...is a 70W, fully class-A, push-pull triode-tube monoblock amplifier from Germany. It's compact, beautifully built, and pleasing to look at, and, thanks to its Automatic Bias Regulator (ABR) "smart-bias" circuitry, promises essentially maintenance-free performance. AudioValve claims that the ABR automatically adjusts and distributes the bias current flow, thus maintaining ideal tube performance at all times, and allowing you to replace a single burned-out output tube in a push-pull pair without worrying about having to match the characteristics of the surviving tube. They say you can use different tube brands, even mix and match new and used tubes, and the sound will remain "balanced and coherent." No meter or screwdriver is ever needed. As the tubes age (often at different rates), the ABR circuit will adjust itself to maintain the proper bias. Six LEDs mounted on the circuit board associated with each output tube alert you to when a tube needs replacement.
The Baldur 70 uses two 12AX7, two 12AU7, and two 6N6P tubes in the input stage, and two pairs of 6AS7G dual-triode tubes in its output section. These are relatively inexpensive tubes—new Sovtek versions of them go for less than $20 apiece. Given AudioValve's mix'n'match claim, maintaining a pair of Baldur 70s should be easy and relatively inexpensive.
There are two front-panel switches, Power and Operate. The rear panel contains RCA and XLR jacks; the instructions say the latter is to be used for "balanced operation," and that running the Baldur via its XLR input offers the best performance, but the circuitry is not true dual-differential balanced. There are also 4 and 8 ohm speaker terminals and an IEC AC jack. The speaker terminals are of a particularly awkward variety on our review sample, encapsulated in clear plastic. Your choice is to use banana plugs, or to thread bare wires through the small holes in the plastic. However, Audio Valve says that terminals without the plastic shrouds are offered as an alternative and these will accept spades.

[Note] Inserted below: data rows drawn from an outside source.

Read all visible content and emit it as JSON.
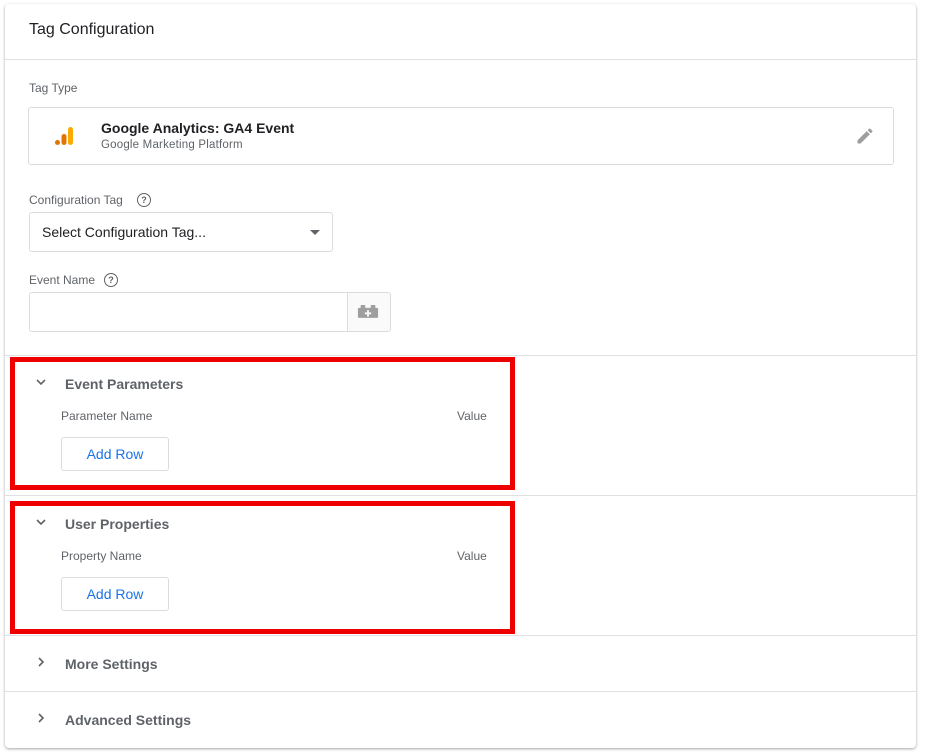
{
  "card": {
    "title": "Tag Configuration"
  },
  "tag_type": {
    "label": "Tag Type",
    "name": "Google Analytics: GA4 Event",
    "vendor": "Google Marketing Platform",
    "logo_icon": "google-analytics-logo",
    "edit_icon": "pencil-icon"
  },
  "configuration_tag": {
    "label": "Configuration Tag",
    "selected": "Select Configuration Tag..."
  },
  "event_name": {
    "label": "Event Name",
    "value": "",
    "variable_icon": "variable-picker-icon"
  },
  "event_parameters": {
    "title": "Event Parameters",
    "col_name": "Parameter Name",
    "col_value": "Value",
    "add_row": "Add Row"
  },
  "user_properties": {
    "title": "User Properties",
    "col_name": "Property Name",
    "col_value": "Value",
    "add_row": "Add Row"
  },
  "more_settings": {
    "title": "More Settings"
  },
  "advanced_settings": {
    "title": "Advanced Settings"
  },
  "colors": {
    "accent": "#1a73e8",
    "highlight": "#ee0000",
    "ga_orange": "#f9ab00",
    "ga_dark_orange": "#e37400"
  }
}
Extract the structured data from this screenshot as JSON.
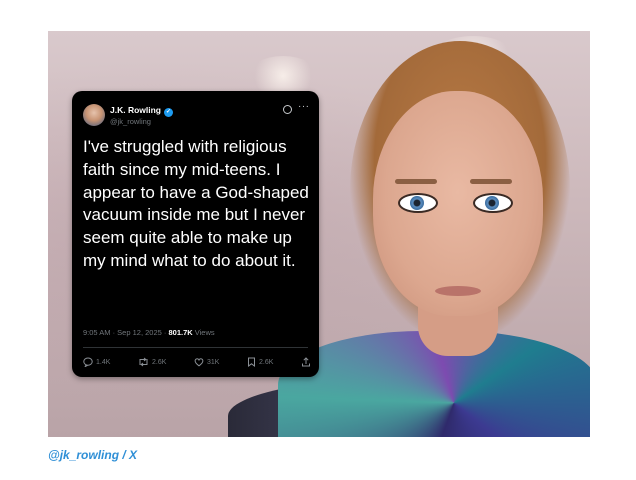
{
  "tweet": {
    "author_name": "J.K. Rowling",
    "handle": "@jk_rowling",
    "text": "I've struggled with religious faith since my mid-teens. I appear to have a God-shaped vacuum inside me but I never seem quite able to make up my mind what to do about it.",
    "timestamp": "9:05 AM · Sep 12, 2025 · ",
    "views_count": "801.7K",
    "views_label": " Views",
    "replies": "1.4K",
    "reposts": "2.6K",
    "likes": "31K",
    "bookmarks": "2.6K",
    "icons": {
      "verified": "verified-badge-icon",
      "grok": "grok-icon",
      "more": "more-icon",
      "reply": "reply-icon",
      "repost": "repost-icon",
      "like": "like-icon",
      "bookmark": "bookmark-icon",
      "share": "share-icon"
    }
  },
  "caption": "@jk_rowling / X",
  "colors": {
    "card_bg": "#000000",
    "verified": "#1d9bf0",
    "caption": "#2f8fd6"
  }
}
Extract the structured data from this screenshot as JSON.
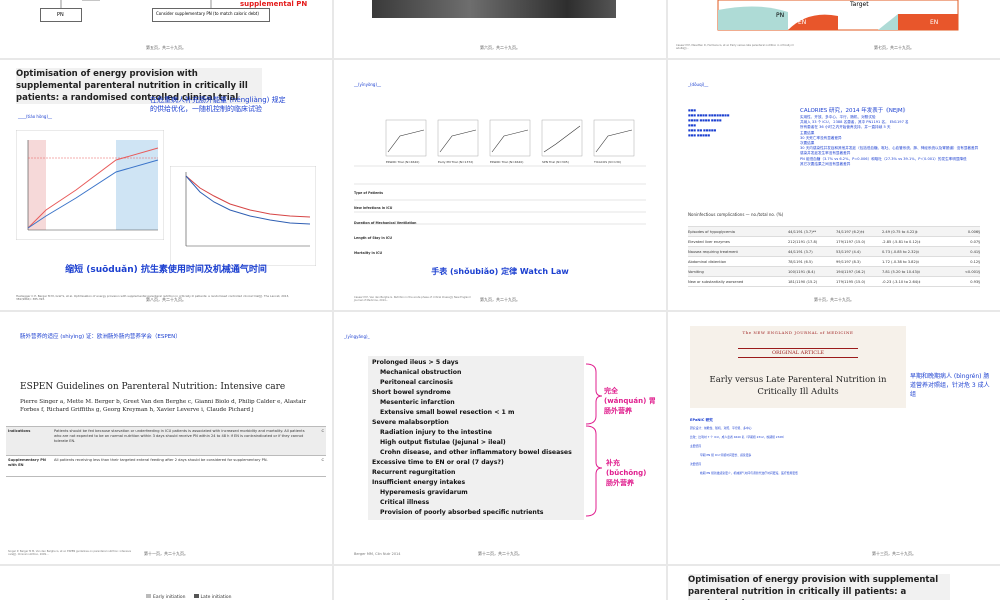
{
  "slides": {
    "s1": {
      "box_pn": "PN",
      "box_consider": "Consider supplementary PN (to match caloric debt)",
      "red_label": "supplemental PN",
      "footer": "第五页，共二十九页。"
    },
    "s2": {
      "footer": "第六页，共二十九页。"
    },
    "s3": {
      "label_pn": "PN",
      "label_en": "EN",
      "label_en2": "EN",
      "label_target": "Target",
      "cite": "Casaer M P, Mesotten D, Hermans G, et al. Early versus late parenteral nutrition in critically ill adults[J]...",
      "footer": "第七页，共二十九页。"
    },
    "s4": {
      "title": "Optimisation of energy provision with supplemental parenteral nutrition in critically ill patients: a randomised controlled clinical trial",
      "cn_note": "在危重病人补充肠外能量 (néngliàng) 规定的供给优化，一随机控制的临床试验",
      "pinyin_small": "____(tiáo hòng)__",
      "caption": "缩短 (suōduǎn) 抗生素使用时间及机械通气时间",
      "cite": "Heidegger C P, Berger M M, Graf S, et al. Optimisation of energy provision with supplemental parenteral nutrition in critically ill patients: a randomised controlled clinical trial[J]. The Lancet, 2013, 381(9864): 385-393.",
      "footer": "第八页，共二十九页。"
    },
    "s5": {
      "header": "__(yīnyòng)__",
      "caption": "手表 (shǒubiǎo) 定律  Watch Law",
      "row_labels": [
        "Type of Patients",
        "New infections in ICU",
        "Duration of Mechanical Ventilation",
        "Length of Stay in ICU",
        "Mortality in ICU"
      ],
      "trials": [
        "EPaNIC Trial (N=4640)",
        "Early PN Trial (N=1372)",
        "EPaNIC Trial (N=4640)",
        "SPN Trial (N=305)",
        "TICACOS (N=130)"
      ],
      "cite": "Casaer M P, Van den Berghe G. Nutrition in the acute phase of critical illness[J]. New England Journal of Medicine, 2014...",
      "footer": "第九页，共二十九页。"
    },
    "s6": {
      "header": "_(dōuqi)__",
      "calories_title": "CALORIES 研究，2014 年发表于《NEJM》",
      "bullets": [
        "实用性、开放、多中心、平行、随机、对照试验",
        "共纳入 33 个 ICU， 2388 名患者，其中 PN1191 名， EN1197 名",
        "所有患者在 36 小时之内开始营养支持，并一直持续 5 天",
        "主要结果",
        "30 天死亡率没有显著差异",
        "次要结果",
        "30 天内感染性并发症和其他并发症（包括低血糖、呕吐、心血管系统、肺、神经系统以及胃肠道）没有显著差异",
        "感染并发症发生率没有显著差异",
        "PN 组低血糖（3.7% vs 6.2%，P=0.006）和呕吐（27.3% vs 39.1%，P＜0.001）的发生率明显降低",
        "其它次要结果之间没有显著差异"
      ],
      "table_title": "Noninfectious complications — no./total no. (%)",
      "table_rows": [
        [
          "Episodes of hypoglycemia",
          "44/1191 (3.7)**",
          "74/1197 (6.2)†‡",
          "2.49 (0.75 to 4.22)‡",
          "0.006§"
        ],
        [
          "Elevated liver enzymes",
          "212/1191 (17.8)",
          "179/1197 (15.0)",
          "-2.85 (-5.81 to 0.12)‡",
          "0.07§"
        ],
        [
          "Nausea requiring treatment",
          "44/1191 (3.7)",
          "53/1197 (4.4)",
          "0.73 (-0.85 to 2.32)‡",
          "0.41§"
        ],
        [
          "Abdominal distention",
          "78/1191 (6.5)",
          "99/1197 (8.3)",
          "1.72 (-0.38 to 3.82)‡",
          "0.12§"
        ],
        [
          "Vomiting",
          "100/1191 (8.4)",
          "194/1197 (16.2)",
          "7.81 (5.20 to 10.43)‡",
          "<0.001§"
        ],
        [
          "New or substantially worsened",
          "181/1190 (15.2)",
          "179/1195 (15.0)",
          "-0.23 (-3.10 to 2.64)‡",
          "0.93§"
        ]
      ],
      "footer": "第十页，共二十九页。"
    },
    "s7": {
      "header": "肠外营养的适应 (shìyìng) 证：欧洲肠外肠内营养学会（ESPEN）",
      "title": "ESPEN Guidelines on Parenteral Nutrition: Intensive care",
      "authors": "Pierre Singer a, Mette M. Berger b, Greet Van den Berghe c, Gianni Biolo d, Philip Calder e, Alastair Forbes f, Richard Griffiths g, Georg Kreyman h, Xavier Leverve i, Claude Pichard j",
      "rows": [
        {
          "label": "Indications",
          "text": "Patients should be fed because starvation or underfeeding in ICU patients is associated with increased morbidity and mortality. All patients who are not expected to be on normal nutrition within 3 days should receive PN within 24 to 48 h if EN is contraindicated or if they cannot tolerate EN.",
          "grade": "C"
        },
        {
          "label": "Supplementary PN with EN",
          "text": "All patients receiving less than their targeted enteral feeding after 2 days should be considered for supplementary PN.",
          "grade": "C"
        }
      ],
      "cite": "Singer P, Berger M M, Van den Berghe G, et al. ESPEN guidelines on parenteral nutrition: intensive care[J]. Clinical nutrition, 2009...",
      "footer": "第十一页，共二十九页。"
    },
    "s8": {
      "header": "_(yīngyǎng)_",
      "list": [
        {
          "text": "Prolonged ileus > 5 days",
          "indent": false
        },
        {
          "text": "Mechanical obstruction",
          "indent": true
        },
        {
          "text": "Peritoneal carcinosis",
          "indent": true
        },
        {
          "text": "Short bowel syndrome",
          "indent": false
        },
        {
          "text": "Mesenteric infarction",
          "indent": true
        },
        {
          "text": "Extensive small bowel resection < 1 m",
          "indent": true
        },
        {
          "text": "Severe malabsorption",
          "indent": false
        },
        {
          "text": "Radiation injury to the intestine",
          "indent": true
        },
        {
          "text": "High output fistulae (Jejunal > ileal)",
          "indent": true
        },
        {
          "text": "Crohn disease, and other inflammatory bowel diseases",
          "indent": true
        },
        {
          "text": "Excessive time to EN or oral (7 days?)",
          "indent": false
        },
        {
          "text": "Recurrent regurgitation",
          "indent": false
        },
        {
          "text": "Insufficient energy intakes",
          "indent": false
        },
        {
          "text": "Hyperemesis gravidarum",
          "indent": true
        },
        {
          "text": "Critical illness",
          "indent": true
        },
        {
          "text": "Provision of poorly absorbed specific nutrients",
          "indent": true
        }
      ],
      "label_full": "完全 (wánquán) 胃肠外营养",
      "label_supp": "补充 (bǔchōng) 肠外营养",
      "cite": "Berger MM, Clin Nutr 2014",
      "footer": "第十二页，共二十九页。"
    },
    "s9": {
      "journal": "The NEW ENGLAND JOURNAL of MEDICINE",
      "article_type": "ORIGINAL ARTICLE",
      "title": "Early versus Late Parenteral Nutrition in Critically Ill Adults",
      "cn_note": "早期和晚期病人 (bìngrén) 肠道营养对照组，针对危 3 成人组",
      "subhead": "EPaNIC 研究",
      "lines": [
        "研究设计：前瞻性、随机、对照、平行组、多中心",
        "比较：比利时 7 个 ICU，成人患者 4640 名（早期组 2312，晚期组 2328）",
        "主要结局",
        "早期 PN 组 ICU 停留时间更长、感染更多",
        "次要结局",
        "晚期 PN 组新发感染更少，机械通气时间与肾替代治疗时间更短，医疗费用更低"
      ],
      "footer": "第十三页，共二十九页。"
    },
    "s10": {
      "legend_early": "Early initiation",
      "legend_late": "Late initiation"
    },
    "s11": {},
    "s12": {
      "title": "Optimisation of energy provision with supplemental parenteral nutrition in critically ill patients: a randomised"
    }
  }
}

Components and tube sockets are mounted on a single dual-sided, mil-spec-copper circuit board laid out using CAD/CAM software. The laser-cut steel chassis is, variously, 4mm and 5mm thick and is available in black or silver finish. The tubes protrude through a PCB protector of tinted acrylic, and the black-enameled tube cage has tasteful chromed accents. The overall construction quality appears to be high. In fact, the Baldur 70 exudes a jewel-like precision and an aura of luxury commensurate with its price of $7200/pair. (Importer Elite Audio says that price may soon rise.)
To operate the Baldur 70, you throw the Power switch and wait 15 minutes for the tube filaments to warm up. Then you flip the Operate switch. If you listen to music daily, AudioValve recommends you leave the power on and the Baldur in Standby when it's not in use. If you're not going to listen for a few days, shut it off completely.
How many watts are enough?
I once wrote that reviewing tube amps for Stereophile is like appearing on stage with your pants down. You can like what you hear and rave about it, only to then read John Atkinson's measurements and find that the amp's power output is far lower than claimed, and its distortion specs far higher. Some tube amps measure so poorly, especially in terms of linearity, that the magazine's "measuring entity" is moved to call them "expensive tone controls"—and not without justification.
Tube amps tend to sound louder than solid-state for a given power output, but going from +1500Wpc down to 70Wpc does take some getting used to. Fortunately, I keep on hand a reasonably priced ($3450), 100Wpc tube amp I bought a while back—a Music Reference RM-200—as a more comparable point of reference for tube designs.
Driving a pair of Wilson Audio Specialties WATT/Puppy 7 loudspeakers, the Baldur 70s produced a somewhat compact soundstage that was usually well focused for a tube amp, and on which images appeared tightly sprung, featuring more defined leading edges and sharper transients than I'm used to hearing through tubes.